What has happened?
The chief medical officer for England, Professor Sally Davies, published a report this month finding “conclusive evidence” of the effectiveness of “cannabis based medicinal products” for treating ailments such as chronic pain, chemotherapy-induced vomiting and multiple sclerosis.
The review followed extensive media coverage of the case of 12-year-old Billy Caldwell, who relies on cannabis oil to control epileptic seizures. The oil was confiscated from his mother by UK customs officials in June and could only be used following special intervention from the home secretary.
The case has sparked renewed debate about rules governing the medical and recreational use of cannabis, with former Tory leader William Hague and the chief of Durham police among those now calling for an end to prohibition of the class B substance. The British debate comes at a time when the legal backdrop for the “devil’s lettuce” is changing fast on the other side of the Atlantic.
Where is cannabis legal?

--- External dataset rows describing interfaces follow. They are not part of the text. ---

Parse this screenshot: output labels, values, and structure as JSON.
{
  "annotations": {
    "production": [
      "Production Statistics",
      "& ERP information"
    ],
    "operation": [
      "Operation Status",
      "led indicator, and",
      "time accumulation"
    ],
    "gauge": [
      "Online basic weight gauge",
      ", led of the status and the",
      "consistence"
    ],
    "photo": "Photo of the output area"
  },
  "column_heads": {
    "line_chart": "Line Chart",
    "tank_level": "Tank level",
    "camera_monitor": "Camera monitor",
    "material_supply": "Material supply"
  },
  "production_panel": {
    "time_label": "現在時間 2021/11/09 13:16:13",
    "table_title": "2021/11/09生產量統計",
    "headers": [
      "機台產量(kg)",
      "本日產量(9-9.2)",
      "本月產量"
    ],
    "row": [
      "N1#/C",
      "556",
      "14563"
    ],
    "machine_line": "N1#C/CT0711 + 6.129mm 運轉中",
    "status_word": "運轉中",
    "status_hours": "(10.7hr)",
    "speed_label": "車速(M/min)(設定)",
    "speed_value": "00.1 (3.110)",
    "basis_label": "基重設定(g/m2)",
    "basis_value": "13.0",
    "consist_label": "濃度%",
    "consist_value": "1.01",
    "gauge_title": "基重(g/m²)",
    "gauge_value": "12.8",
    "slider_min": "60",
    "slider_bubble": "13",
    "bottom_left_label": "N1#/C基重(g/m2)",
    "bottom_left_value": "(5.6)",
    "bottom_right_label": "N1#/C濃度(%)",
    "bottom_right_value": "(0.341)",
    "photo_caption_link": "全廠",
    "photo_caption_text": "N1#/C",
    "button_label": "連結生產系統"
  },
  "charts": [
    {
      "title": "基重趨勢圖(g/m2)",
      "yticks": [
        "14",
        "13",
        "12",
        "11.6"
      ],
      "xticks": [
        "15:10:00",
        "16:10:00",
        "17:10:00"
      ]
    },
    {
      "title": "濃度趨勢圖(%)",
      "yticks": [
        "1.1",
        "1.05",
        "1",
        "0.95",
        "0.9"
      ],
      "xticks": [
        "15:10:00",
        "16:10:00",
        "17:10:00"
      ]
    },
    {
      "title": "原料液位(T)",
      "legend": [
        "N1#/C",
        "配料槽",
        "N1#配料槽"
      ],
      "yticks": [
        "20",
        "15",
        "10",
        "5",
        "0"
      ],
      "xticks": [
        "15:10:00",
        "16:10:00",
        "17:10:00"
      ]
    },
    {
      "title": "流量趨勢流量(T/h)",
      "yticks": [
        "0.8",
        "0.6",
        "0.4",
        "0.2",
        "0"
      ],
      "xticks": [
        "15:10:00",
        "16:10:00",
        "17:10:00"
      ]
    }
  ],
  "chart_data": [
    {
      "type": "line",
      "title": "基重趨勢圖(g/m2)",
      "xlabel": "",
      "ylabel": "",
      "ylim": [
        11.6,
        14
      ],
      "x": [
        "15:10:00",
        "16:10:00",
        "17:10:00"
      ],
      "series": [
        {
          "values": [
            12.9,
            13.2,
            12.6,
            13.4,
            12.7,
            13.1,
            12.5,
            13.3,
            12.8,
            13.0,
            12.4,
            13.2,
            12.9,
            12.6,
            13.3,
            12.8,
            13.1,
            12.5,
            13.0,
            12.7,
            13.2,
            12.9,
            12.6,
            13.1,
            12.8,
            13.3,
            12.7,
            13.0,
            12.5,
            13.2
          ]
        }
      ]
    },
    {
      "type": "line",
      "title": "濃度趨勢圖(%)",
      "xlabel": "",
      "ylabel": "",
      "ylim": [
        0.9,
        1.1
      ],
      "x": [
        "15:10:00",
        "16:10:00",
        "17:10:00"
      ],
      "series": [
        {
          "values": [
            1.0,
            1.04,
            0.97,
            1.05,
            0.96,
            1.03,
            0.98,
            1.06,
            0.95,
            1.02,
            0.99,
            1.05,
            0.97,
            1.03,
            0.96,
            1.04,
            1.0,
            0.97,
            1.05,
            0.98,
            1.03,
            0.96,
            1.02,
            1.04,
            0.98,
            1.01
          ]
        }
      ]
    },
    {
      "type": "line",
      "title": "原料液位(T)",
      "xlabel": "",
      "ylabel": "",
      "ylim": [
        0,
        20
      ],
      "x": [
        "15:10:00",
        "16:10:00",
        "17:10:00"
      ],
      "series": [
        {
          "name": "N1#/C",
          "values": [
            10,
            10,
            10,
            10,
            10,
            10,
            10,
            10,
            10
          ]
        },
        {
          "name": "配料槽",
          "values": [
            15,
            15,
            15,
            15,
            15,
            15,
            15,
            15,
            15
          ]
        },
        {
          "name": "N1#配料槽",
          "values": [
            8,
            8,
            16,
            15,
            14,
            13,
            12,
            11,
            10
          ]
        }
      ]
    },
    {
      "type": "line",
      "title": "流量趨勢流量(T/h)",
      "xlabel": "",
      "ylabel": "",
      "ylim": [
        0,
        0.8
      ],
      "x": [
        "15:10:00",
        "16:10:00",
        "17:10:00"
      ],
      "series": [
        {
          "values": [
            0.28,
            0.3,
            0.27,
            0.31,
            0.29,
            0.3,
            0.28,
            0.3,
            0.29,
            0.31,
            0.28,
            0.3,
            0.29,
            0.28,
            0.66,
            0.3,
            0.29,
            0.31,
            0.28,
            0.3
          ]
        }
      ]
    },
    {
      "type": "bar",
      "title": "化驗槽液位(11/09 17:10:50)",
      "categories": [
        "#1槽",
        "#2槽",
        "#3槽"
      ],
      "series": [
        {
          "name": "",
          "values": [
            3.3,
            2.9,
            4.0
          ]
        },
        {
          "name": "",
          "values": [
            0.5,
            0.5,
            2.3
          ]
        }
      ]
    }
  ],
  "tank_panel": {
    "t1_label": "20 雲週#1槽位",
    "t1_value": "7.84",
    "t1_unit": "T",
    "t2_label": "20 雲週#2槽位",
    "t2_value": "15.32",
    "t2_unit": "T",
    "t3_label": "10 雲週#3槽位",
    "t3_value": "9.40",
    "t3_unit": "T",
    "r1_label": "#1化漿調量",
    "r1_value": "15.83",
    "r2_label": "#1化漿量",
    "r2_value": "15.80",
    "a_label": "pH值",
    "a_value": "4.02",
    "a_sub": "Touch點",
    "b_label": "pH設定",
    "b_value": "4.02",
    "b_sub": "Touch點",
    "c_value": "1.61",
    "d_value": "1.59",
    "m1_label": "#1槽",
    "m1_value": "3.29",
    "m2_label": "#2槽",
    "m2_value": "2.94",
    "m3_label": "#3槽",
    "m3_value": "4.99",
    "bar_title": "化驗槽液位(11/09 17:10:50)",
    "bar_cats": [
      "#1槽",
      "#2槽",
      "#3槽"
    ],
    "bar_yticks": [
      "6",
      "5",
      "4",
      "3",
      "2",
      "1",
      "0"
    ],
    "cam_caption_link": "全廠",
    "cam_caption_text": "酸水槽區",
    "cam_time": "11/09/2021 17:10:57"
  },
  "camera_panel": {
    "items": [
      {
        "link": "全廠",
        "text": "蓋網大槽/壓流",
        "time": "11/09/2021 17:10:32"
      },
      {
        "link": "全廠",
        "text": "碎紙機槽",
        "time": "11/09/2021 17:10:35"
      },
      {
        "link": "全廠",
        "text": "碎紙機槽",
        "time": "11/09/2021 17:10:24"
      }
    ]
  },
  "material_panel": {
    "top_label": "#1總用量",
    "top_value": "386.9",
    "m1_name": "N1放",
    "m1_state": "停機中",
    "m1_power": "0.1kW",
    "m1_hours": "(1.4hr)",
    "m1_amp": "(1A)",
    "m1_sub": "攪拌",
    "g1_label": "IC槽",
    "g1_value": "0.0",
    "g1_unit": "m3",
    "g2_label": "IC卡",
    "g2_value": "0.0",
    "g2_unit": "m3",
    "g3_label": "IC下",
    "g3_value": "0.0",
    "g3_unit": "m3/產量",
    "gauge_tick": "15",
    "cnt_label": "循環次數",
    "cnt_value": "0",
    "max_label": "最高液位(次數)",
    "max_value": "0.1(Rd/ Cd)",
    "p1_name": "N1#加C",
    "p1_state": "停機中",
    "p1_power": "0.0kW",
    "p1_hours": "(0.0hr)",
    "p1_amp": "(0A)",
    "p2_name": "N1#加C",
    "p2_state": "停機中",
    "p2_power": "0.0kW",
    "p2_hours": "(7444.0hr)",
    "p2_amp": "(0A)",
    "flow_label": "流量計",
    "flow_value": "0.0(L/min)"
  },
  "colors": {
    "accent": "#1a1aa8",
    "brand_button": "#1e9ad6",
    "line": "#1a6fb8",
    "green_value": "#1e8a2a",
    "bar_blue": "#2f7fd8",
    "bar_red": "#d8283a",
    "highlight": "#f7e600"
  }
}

Uruguay decriminalised some drug possession as long ago as 1974 and fully legalised cannabis in 2013. Portugal, meanwhile, decriminalised all drugs – not just cannabis – in 2001. Decriminalisation means that users will no longer incur a criminal record for their habit, although there is still a ban on sales. Legalisation implies that the supply side is also within the law: cultivation, transport and retailing are allowed.
In the US, 31 states now allow marijuana to be used for medical purposes, with Germany, Italy and Spain among several European states authorising it for medical use. Despite being illegal under US federal law, cannabis is legal for recreational use in nine states and decriminalised in another 13. California is the latest state to bring it within the law, while Canada will become the first G7 nation to do so in October.
Why the shift?
Campaigners for legalisation have long pointed out that outlawing the drug has failed. It is widely available and teenagers say they can get hold of it more easily than cigarettes and booze. “Issuing orders to the police to defeat [the use of cannabis] is about as up-to-date and relevant as asking the army to recover the Empire,” as Hague puts it. If the war on cannabis is impossible to win, we should stop wasting money on it. The cash saved on prosecutions would be supplemented by taxing the drug as we do alcohol and cigarettes (which many consider more harmful than pot).
Finally, the potency of the drug has increased sharply in recent years, with skunk, a strong form of cannabis that has been linked to psychosis, becoming more prevalent. Such strains now make up some 94% of police seizures of cannabis. If the drug were regulated by the state, the versions on sale could be made weaker and people would be more willing to come forward and have any associated mental-health problems treated.
What benefits can we expect?
“Done properly, the legalisation of cannabis is a win-win-win,” says Chris Snowdon of the Institute of Economic Affairs (IEA). “Criminals lose a lucrative industry, consumers get a better, safer and cheaper product, and the burden on the general taxpayer is reduced.”
The IEA reckons that Britain’s black market is worth £2.6bn a year. If licensed pot comprised the vast majority of the market, and it was taxed at 20% VAT plus a 30% excise tax, £690m would be raised, it estimates. Legalisation also implies new jobs and businesses springing up, generating more tax revenue. The savings to pubic services, meanwhile, would amount to around £300m, says the IEA.
What does the US experience tell us?
Legalised cannabis has provided a welcome fillip for stretched government coffers. Nevada legalised marijuana last summer and derived an instant fiscal boost, drawing $20m in extra tax revenue in just six months. Colorado, the first state to legalise recreational weed, raked in $506m in taxes and fees between January 2014, when sales began, and the summer of 2017. For context, annual government spending in Colorado in 2016 was around $36bn.
A new Canadian excise tax is forecast to yield C$1bn (£580m) in extra federal annual revenue eventually. Canada is also hoping that it can steal an advantage in the growing marijuana business, with Ontario-based Canopy Growth Corporation listed on the New York Stock Exchange and boasting a market capitalisation of almost US$6bn (£4.5bn).
Somewhat surprisingly, the UK also enjoys a strong position in the medical marijuana business despite tough legal restrictions. The UN reported in March that Britain is the world’s largest exporter of legal marijuana, mainly due to domestic production of Sativex, a cannabis-based medicine used to treat multiple sclerosis.
So will Britain legalise cannabis?
The recent outcry about medical marijuana has certainly given politicians cause to re-examine rules about what doctors can prescribe to their patients, but wider liberalisation looks unlikely in the short-term.
A YouGov poll in May found three-quarters of the public in favour of medical marijuana, but opinion split down the middle on recreational use, with 43% backing legalisation and 41% opposed. Just 19% of those aged 18-24 support the current arrangements, suggesting that in the long-term Britain may well join the growing global legalisation trend.
However, that appears unlikely so long as Theresa May remains prime minister. A proponent of tough anti-drug policies, during her time as home secretary May pushed through legislation to ban “legal highs” that was so broad that there were fears that even church incense had been outlawed. Still, the momentum in favour of ending prohibition is building globally as the evidence for its failure piles up.